     All pets that are being housed in containers need some access to fresh air. A little airflow goes a long way in preventing the kind of habitat that promotes the growth of mold and even small mites that live in all households, just waiting for somebody to lay a buffet down for them. Ventilation is often achieved simply by poking small holes in a container or by cutting out a section of the lid and gluing a bit of plastic or metal screen over the opening.  If you do make small holes, use pins to make the holes as this will reduce the access for mites and other pests. If you use screen, it should be of a micro-screen or fine filter variety or mites will go right through. The best lids for fruit fly cultures are poly fabric lids. These provide high ventilation while preventing access to the culture by pet bug cage pests like mites, fungus gnats or phorid flies. 

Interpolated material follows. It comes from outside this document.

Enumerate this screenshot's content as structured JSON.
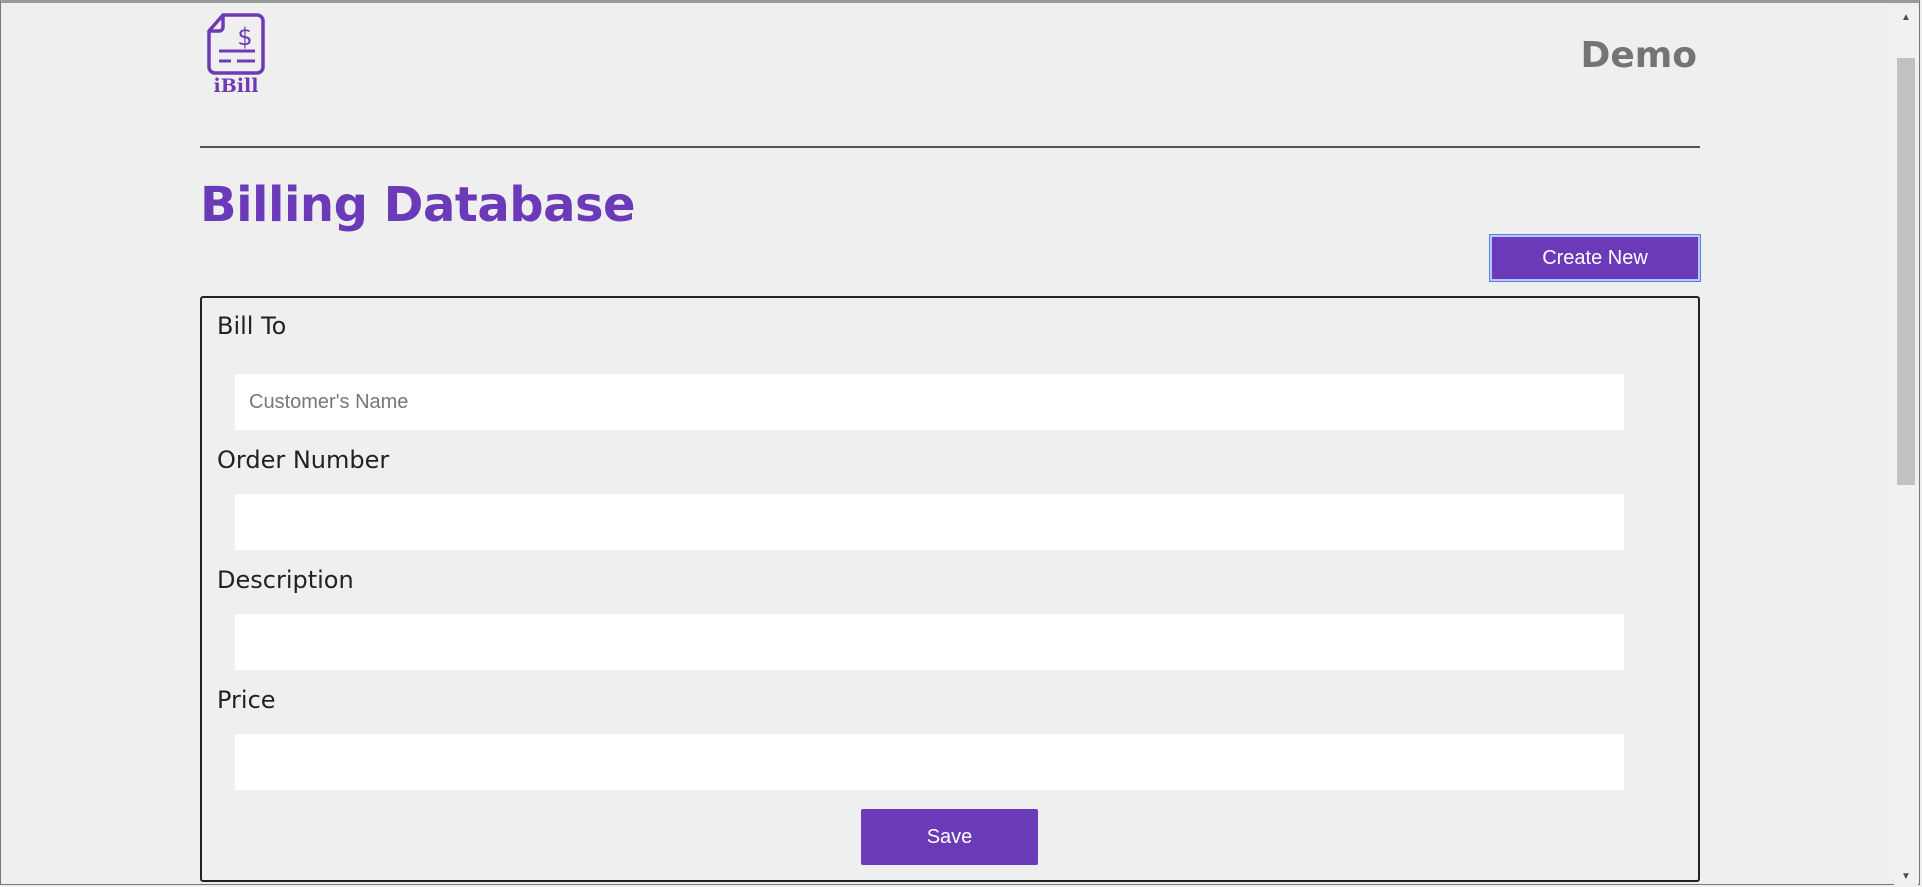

    Humidity Temperature

    The media in your fly culture should always be in a state slightly between solid and liquid. Too wet and the adult flies get stuck in it and may drown. Too dry and the larvae can dry out or will have difficulty swimming and feeding their way through it. A little water should usually be added to the media from time to time, as it reflects a dry, too-solid appearance. In a large 32-ounce culture, a teaspoon is probably the right amount. For a smaller culture, a few drops may be all that is needed. I tend to use distilled water for all the culture I make, though tap water is generally okay.

    Temperature: Room temperature is just fine for raising fruit flies. However, keeping them in the range of 75 to 83 degrees will promote faster growth and reproduction. It is especially important to ensure the media doesn't dry out in warmer conditions.


     Fruit flies eat the media at the bottom of the culture. Usually, this is about half an inch deep, regardless of the size of the culture container. There are various recipes that you can create yourself. Most are based on potato flakes. Simple Google and YouTube searches will yield many recipes you can try at home. Many pre-made mixes can be purchased with long lists of beneficial ingredients. Hot water is added to this dry mix, and the anti-mold properties of these mixes, compared to many homemade mixes, are clear.


    Fruit fly cultures are somewhat difficult to ship. The adult flies are sensitive to extreme cold and hot temperatures. Heat and cold packs are often necessary to buffer exposure. The media at the bottom has to be moist enough to support egg and larval development but not so moist that the media will spill and make a huge mess when the shipping carriers routinely turn the boxes upside down between origin and destination. In cases where this happens, and culture is a little messy, the resolution is usually as simple as turning the culture upright and tapping it firmly on a countertop a few times. Larvae and eggs are not affected by the orientation of the box. They will find the media regardless of where it might move around in the container.